PG5. A Child Focussed Approach to Safeguarding
For a record of all amendments and updates, see the Amendments & Archives.Specific definitions of key concepts used by safeguarding practitioners are available through the Glossary.
Effective safeguarding systems are child centred. Failings in safeguarding systems are too often the result of losing sight of the needs and views of the children within them, or placing the interests of adults ahead of the needs of children.
Children want to be respected, their views to be heard, to have stable relationships with professionals built on trust and for consistent support provided for their individual needs. This should guide the behaviour of professionals. Anyone working with children should see and speak to the child; listen to what they say; take their views seriously; and work with them collaboratively when deciding how to support their needs. A child-centred approach is supported by:
- The Children Act 1989 (as amended by section 53 of the Children Act 2004). This Act requires local authorities to give due regard to a child's wishes when determining what services to provide under section 17 of the Children Act 1989, and before making decisions about action to be taken to protect individual children under section 47 of the Children Act 1989. These duties complement requirements relating to the wishes and feelings of children who are, or may be, looked after (section 22 (4) Children Act 1989), including those who are provided with accommodation under section 20 of the Children Act 1989 and children taken into police protection (section 46(3) (d) of that Act);
- The Equality Act 2010 which puts a responsibility on public authorities to have due regard to the need to eliminate discrimination and promote equality of opportunity. This applies to the process of identification of need and risk faced by the individual child and the process of assessment. No child or group of children must be treated any less favourably than others in being able to access effective services which meet their particular needs; and
- The United Nations Convention on the Rights of the Child (UNCRC). This is an international agreement that protects the rights of children and provides a child-centred framework for the development of services to children. The UK Government ratified the UNCRC in 1991 and, by doing so, recognises children's rights to expression and receiving information.
See Working Together to Safeguarding Children:Children have said that they need
- Vigilance: to have adults notice when things are troubling them;
- Understanding and action: to understand what is happening; to be heard and understood; and to have that understanding acted upon;
- Stability: to be able to develop an on-going stable relationship of trust with those helping them;
- Respect: to be treated with the expectation that they are competent rather than not;
- Information and engagement: to be informed about and involved in procedures, decisions, concerns and plans;

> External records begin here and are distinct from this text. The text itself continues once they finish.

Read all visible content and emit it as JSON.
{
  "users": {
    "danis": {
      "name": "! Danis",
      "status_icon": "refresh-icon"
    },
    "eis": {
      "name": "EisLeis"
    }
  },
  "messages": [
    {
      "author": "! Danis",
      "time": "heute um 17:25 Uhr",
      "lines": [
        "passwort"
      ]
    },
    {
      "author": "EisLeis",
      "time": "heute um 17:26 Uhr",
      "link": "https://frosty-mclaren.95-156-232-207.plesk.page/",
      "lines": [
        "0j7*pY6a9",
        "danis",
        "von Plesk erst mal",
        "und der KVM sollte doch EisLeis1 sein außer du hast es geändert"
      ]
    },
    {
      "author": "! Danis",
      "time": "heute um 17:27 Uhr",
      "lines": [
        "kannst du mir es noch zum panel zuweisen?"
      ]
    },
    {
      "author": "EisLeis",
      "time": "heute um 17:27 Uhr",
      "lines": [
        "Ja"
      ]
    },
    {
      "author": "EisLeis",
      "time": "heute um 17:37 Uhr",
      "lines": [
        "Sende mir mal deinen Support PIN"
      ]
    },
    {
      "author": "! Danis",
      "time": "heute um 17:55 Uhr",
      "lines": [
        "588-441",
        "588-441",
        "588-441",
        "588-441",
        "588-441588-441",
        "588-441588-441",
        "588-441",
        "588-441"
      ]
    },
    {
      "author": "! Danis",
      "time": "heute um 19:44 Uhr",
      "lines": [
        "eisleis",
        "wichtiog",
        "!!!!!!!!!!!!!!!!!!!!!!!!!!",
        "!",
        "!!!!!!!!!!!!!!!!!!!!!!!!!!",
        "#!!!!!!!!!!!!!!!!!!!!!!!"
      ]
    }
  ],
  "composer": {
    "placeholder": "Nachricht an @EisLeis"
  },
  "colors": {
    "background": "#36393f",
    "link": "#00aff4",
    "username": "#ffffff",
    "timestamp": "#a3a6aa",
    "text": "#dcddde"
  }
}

- Explanation: to be informed of the outcome of assessments and decisions and reasons when their views have not met with a positive response;
- Support: to be provided with support in their own right as well as a member of their family;
- Advocacy: to be provided with advocacy to assist them in putting forward their views.
- Eliciting the child's wishes and feelings - about their situation now as well as plans and hopes for the future;
- Providing children with honest and accurate information about the current situation, as seen by professionals, and future possible actions and interventions;
- Involving the child in key decision-making;
- Providing appropriate information to the child about his or her right to protection and assistance;
- Inviting children to make recommendations about the services and assistance they need and/or are available to them;
- Ensuring children have access to independent advice and support (for example, through advocates or children's rights officers) to be able to express their views and influence decision-making.
Even initial discussions with children should be conducted in a way that minimises any distress caused to them and maximises the likelihood that they will provide helpful information. Children may need time and more than one opportunity in order to develop sufficient trust to communicate any concerns they may have, especially if they have a communication impairment, learning disabilities, are very young or are experiencing mental health problems.
In addition to individual practitioners shaping support around the needs of individual children, local agencies need to have a clear understanding of the collective needs of children locally when commissioning effective services. As part of that process, the Director of Public Health should ensure that the needs of vulnerable children are a key part of the Joint Strategic Needs Assessment that is developed by the health and well-being board. The LSCP locally should use this assessment to help them understand the prevalence of abuse and neglect in their area, which in turn will help shape services.